Stark County has had a number of local political figures step forward with a positive contribution to the well-being of our county in 2008.
The STARK COUNTY POLITICAL REPORT (The Report) recognizes the following for their contributions to better government and/or making current officeholders more accountable.
TODD BOSLEY stands at the top of the list. Bosley is completing his second year as commissioner and is already demonstrating that he is a breath of fresh air in providing energized leadership that the county has not experienced in some time.
Highlights during Bosley's first two years include his work to make 9-1-1 more effective and efficient. Also, he has been effective for the commissioners to avoid a showdown with the Stark County Veterans Commission over funding, spearheading economic development efforts for the county (e.g. working to get Fiat to take a look at Stark County) including his role in getting $5 million for North Canton so that "the dogwood city" can regain its economic legs after loosing the Hoover operation. Bosley led the move by the commissioners to protest the excessive rate increase asked by AEP of the Public Utilities of Ohio on Stark County residents, commercial enterprises and industries.
MIKE REHFUS (Stark County Engineer) showed courageous leadership in pushing for an increased license plate fee so that the county can construct new roads and rehabilitate roads and bridges greatly in need of repairs. He convinced Commissioners Bosley and Vignos to support imposition of the fee over Commissioner Gayle Jackson's objection. Rehfus is the quintessential county official for streamlining operations and thereby doing more with less in terms of personnel. Lastly, he is working hard with Commissioners Bosley and Harmon to effectuate a merger between the engineer's operations with that of the Stark County Sanitary Engineer which will prove to be highly beneficial for Stark County taxpayers who will enjoy more performance for less money because of the merger.
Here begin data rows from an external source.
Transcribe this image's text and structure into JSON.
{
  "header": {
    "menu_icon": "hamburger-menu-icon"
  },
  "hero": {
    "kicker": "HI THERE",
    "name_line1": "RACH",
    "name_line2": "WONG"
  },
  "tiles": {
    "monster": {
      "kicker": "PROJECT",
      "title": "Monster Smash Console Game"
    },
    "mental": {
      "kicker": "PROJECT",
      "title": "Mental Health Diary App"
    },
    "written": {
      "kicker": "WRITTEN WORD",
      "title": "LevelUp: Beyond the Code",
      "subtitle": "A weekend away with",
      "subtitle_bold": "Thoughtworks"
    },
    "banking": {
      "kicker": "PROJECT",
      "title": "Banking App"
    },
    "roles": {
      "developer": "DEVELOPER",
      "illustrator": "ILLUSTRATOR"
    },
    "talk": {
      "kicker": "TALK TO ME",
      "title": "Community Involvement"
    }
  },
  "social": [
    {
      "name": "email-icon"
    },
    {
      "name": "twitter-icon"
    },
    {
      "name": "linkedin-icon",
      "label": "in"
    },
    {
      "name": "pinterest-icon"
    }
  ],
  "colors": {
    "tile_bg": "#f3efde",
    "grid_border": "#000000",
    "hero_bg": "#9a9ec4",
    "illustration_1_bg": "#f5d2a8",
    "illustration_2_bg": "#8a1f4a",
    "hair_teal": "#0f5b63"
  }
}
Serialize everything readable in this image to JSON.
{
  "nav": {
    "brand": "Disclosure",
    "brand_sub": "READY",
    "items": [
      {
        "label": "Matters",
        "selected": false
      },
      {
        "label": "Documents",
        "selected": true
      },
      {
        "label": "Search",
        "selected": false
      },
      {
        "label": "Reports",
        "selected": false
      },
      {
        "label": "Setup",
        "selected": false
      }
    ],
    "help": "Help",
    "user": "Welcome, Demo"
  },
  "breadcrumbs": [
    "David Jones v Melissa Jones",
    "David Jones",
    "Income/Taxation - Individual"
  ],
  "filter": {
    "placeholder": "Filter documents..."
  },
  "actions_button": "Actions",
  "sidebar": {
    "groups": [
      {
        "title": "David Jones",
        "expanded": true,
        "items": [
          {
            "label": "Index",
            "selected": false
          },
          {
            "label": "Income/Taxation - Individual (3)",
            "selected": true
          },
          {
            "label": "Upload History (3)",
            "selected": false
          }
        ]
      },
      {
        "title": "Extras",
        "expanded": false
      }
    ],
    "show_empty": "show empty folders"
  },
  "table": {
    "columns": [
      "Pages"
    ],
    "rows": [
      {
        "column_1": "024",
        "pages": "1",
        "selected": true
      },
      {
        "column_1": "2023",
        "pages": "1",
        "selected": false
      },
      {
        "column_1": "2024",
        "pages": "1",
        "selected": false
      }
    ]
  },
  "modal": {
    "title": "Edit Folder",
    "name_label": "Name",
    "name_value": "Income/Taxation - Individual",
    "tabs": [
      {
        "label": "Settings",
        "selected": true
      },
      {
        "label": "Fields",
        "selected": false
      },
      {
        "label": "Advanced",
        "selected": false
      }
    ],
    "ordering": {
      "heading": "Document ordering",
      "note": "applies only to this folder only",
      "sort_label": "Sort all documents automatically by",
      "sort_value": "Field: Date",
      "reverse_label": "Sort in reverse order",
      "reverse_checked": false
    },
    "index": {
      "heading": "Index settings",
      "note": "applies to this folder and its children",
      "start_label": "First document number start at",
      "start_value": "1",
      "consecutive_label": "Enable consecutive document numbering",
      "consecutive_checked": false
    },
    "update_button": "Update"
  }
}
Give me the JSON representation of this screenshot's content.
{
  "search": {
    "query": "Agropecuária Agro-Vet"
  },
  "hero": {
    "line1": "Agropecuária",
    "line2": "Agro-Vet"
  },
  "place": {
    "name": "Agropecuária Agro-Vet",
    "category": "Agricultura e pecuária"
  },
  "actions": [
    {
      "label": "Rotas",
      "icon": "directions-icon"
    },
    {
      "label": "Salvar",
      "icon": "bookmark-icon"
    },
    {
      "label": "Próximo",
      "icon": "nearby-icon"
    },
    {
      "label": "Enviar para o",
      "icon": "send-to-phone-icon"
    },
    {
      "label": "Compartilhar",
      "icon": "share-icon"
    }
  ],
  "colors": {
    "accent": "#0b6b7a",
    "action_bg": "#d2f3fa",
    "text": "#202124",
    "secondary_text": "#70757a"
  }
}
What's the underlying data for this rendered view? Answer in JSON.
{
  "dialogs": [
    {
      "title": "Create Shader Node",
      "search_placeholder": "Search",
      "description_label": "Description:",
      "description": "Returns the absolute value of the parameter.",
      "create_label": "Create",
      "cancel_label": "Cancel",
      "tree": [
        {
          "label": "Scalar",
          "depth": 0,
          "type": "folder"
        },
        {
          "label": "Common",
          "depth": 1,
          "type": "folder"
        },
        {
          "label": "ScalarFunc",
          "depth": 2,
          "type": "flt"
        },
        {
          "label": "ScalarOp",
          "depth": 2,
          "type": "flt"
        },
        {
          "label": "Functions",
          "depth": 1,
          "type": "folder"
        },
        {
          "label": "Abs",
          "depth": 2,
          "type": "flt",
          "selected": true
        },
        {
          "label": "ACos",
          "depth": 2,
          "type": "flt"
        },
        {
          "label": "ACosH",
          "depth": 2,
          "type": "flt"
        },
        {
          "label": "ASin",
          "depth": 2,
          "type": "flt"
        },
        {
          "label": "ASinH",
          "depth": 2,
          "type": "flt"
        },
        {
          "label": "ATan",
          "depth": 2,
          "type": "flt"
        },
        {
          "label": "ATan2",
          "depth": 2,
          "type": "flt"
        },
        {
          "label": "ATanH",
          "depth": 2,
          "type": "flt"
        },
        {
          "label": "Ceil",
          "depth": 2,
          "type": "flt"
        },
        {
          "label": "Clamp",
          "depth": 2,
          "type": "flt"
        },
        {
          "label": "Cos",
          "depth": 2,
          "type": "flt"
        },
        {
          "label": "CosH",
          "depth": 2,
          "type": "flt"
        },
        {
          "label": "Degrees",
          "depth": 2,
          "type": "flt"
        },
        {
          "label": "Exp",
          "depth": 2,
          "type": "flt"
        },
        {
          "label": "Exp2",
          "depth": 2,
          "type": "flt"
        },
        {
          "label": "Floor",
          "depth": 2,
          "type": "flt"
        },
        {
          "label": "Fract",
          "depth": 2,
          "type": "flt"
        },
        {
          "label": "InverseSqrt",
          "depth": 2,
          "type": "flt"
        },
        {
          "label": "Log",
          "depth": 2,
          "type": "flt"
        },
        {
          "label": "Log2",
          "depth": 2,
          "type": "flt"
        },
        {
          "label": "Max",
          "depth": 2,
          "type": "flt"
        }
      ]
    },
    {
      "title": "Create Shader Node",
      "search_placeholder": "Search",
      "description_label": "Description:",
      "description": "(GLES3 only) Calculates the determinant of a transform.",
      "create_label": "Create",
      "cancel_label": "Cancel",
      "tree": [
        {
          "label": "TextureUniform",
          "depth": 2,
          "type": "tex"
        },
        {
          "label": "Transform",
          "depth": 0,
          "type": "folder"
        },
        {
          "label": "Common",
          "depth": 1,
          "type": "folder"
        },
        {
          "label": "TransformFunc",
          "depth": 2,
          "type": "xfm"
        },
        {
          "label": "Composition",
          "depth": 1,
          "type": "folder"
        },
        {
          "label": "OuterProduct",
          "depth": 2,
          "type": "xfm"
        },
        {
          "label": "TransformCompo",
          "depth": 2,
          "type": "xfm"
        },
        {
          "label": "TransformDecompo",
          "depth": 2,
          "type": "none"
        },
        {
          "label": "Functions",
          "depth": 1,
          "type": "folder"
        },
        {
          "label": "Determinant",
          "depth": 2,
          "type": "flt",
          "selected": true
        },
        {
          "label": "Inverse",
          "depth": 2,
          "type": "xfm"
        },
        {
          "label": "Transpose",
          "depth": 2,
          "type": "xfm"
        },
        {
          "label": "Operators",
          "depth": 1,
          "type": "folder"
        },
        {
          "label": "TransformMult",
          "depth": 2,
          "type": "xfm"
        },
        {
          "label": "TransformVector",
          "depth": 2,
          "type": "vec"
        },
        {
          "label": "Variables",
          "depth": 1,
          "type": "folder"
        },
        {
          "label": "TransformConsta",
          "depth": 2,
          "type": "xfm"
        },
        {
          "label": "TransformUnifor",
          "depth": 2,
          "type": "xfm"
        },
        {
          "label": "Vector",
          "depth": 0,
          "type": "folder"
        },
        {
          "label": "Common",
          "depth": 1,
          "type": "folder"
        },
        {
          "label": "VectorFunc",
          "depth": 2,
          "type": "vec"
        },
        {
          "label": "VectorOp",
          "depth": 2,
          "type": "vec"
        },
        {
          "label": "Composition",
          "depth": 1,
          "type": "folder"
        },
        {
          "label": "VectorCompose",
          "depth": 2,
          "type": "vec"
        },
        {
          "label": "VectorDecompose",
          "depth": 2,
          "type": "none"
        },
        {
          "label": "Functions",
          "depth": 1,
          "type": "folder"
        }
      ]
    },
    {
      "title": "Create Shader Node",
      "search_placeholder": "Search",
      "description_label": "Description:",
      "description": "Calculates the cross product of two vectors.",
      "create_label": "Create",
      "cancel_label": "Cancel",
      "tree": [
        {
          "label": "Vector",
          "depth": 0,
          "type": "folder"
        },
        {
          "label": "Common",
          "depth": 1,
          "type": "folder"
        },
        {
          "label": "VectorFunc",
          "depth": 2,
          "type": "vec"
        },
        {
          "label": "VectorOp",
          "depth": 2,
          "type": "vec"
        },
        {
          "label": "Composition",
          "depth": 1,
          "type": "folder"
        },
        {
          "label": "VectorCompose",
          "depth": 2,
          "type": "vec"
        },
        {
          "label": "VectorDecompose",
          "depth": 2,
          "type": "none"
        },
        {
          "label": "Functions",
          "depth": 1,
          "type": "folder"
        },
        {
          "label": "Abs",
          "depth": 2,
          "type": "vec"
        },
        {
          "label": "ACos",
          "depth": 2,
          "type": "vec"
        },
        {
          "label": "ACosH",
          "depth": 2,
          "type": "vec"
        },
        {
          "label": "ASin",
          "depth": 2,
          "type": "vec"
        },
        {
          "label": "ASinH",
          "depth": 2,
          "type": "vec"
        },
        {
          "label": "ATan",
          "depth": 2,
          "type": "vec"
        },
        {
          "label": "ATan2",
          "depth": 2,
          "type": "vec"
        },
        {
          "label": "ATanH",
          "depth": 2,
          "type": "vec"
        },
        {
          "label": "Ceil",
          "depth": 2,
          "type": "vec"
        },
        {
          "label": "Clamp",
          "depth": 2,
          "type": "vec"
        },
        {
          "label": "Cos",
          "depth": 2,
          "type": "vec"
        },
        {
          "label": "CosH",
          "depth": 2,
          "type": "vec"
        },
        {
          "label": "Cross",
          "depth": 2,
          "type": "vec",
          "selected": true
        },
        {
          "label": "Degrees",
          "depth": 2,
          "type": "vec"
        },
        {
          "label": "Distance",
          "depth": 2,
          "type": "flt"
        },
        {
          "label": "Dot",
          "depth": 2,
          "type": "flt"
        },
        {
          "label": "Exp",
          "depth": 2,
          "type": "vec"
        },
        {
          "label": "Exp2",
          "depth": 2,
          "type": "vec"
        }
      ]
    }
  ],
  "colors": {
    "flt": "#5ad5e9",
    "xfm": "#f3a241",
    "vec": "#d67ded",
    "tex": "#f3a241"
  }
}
LARRY DORDEA took on a popular sheriff in the recent election and raised an number of issues that Sheriff Swanson will have to pay attention to and consider reforms in line with Dordea-advanced proposals. Dordea's suggestion of ways to use deputization program to provide more law enforcement coverage in Stark County is particularly compelling as a low cost way to overcome so staffing deficiencies at the sheriff's department. Sheriff Swanson would also be wise to make more effective use of forfeiture as a way to gain assets used in criminal activity as additional resources to curtail that activity.
FRANCIS CICCHINELLI who as mayor of Massillon has done the best job of all the mayors of Stark County in providing municipal leadership. In an economy that is bad all over Stark County, the mayor has worked hard and effectively to keep Massillon head and shoulders above other Stark County cities in bringing in new business and industry and maintaining much of Massillon's economic base in an environment in which doing so is very difficult indeed.
TRAVIS SECREST never really had a chance to unseat sitting Commissioner Tom Harmon because, deservedly or underservedly, Harmon is somewhat of a political icon in Stark County. But Secrest did put the heat on Harmon to be a more active and accountable commissioner. The Report, for one, has recorded Secrest's ideas for bettering Stark County and will be holding them up before Harmon as food for thought and action.
JANE VIGNOS. Though she is retiring at year's end, 2008 is Vignos's best year as commissioner. Her work pushing a centralized 9-1-1 is probably her most important contribution to the future well-being of Stark. Her support of the Bosley initiative on the license plate fee increase was courageous and important for the enhancement and repair of Stark County's infrastructure.
JOHN BOOCIERI is a Obama-esque "hope for change" figure. Middle income and working class folks will be looking to Boccieri to deliver attention to their needs and futures. It has been since 1948 that Stark County has had a congressman who has everyday people at the forefront of his concerns.
DARYL REVOLDT offers leadership that just might rescue North Canton from the economic doldrums after the collapse of Hoover operations. No one in North Canton is better prepared to provide the leadership that the city needs if it is to rebound from the economic devastation wrought by the Hoover plant demise. Revoldt, a council member (past and present - now as president of council), a member of Governor Taft's economic development team and a former North Canton mayor, has all the credentials to lead North Canton out of its economic morass. His most significant contribution in this regard is the leading of a series of townhall meetings to solicit, listen to and consider asking council to implement the ideas of North Canton citizens.